**GIVEN DATA:**
*** Block opens ***
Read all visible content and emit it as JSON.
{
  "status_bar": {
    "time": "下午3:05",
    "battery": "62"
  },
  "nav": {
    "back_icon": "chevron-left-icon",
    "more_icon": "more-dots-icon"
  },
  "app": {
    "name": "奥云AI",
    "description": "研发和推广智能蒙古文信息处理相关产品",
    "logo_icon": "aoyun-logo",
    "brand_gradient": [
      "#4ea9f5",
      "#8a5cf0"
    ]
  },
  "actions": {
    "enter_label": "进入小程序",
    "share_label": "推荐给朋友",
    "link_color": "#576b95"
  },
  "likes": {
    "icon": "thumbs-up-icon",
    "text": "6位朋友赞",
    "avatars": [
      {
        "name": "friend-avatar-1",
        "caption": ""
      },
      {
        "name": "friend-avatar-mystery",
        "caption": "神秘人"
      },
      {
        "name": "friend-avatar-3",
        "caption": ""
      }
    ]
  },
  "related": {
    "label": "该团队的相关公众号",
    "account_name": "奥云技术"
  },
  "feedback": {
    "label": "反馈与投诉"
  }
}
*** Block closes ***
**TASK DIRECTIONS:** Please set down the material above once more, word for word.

**OUTPUT:**
Read all visible content and emit it as JSON.
{
  "status_bar": {
    "time": "下午3:05",
    "battery": "62"
  },
  "nav": {
    "back_icon": "chevron-left-icon",
    "more_icon": "more-dots-icon"
  },
  "app": {
    "name": "奥云AI",
    "description": "研发和推广智能蒙古文信息处理相关产品",
    "logo_icon": "aoyun-logo",
    "brand_gradient": [
      "#4ea9f5",
      "#8a5cf0"
    ]
  },
  "actions": {
    "enter_label": "进入小程序",
    "share_label": "推荐给朋友",
    "link_color": "#576b95"
  },
  "likes": {
    "icon": "thumbs-up-icon",
    "text": "6位朋友赞",
    "avatars": [
      {
        "name": "friend-avatar-1",
        "caption": ""
      },
      {
        "name": "friend-avatar-mystery",
        "caption": "神秘人"
      },
      {
        "name": "friend-avatar-3",
        "caption": ""
      }
    ]
  },
  "related": {
    "label": "该团队的相关公众号",
    "account_name": "奥云技术"
  },
  "feedback": {
    "label": "反馈与投诉"
  }
}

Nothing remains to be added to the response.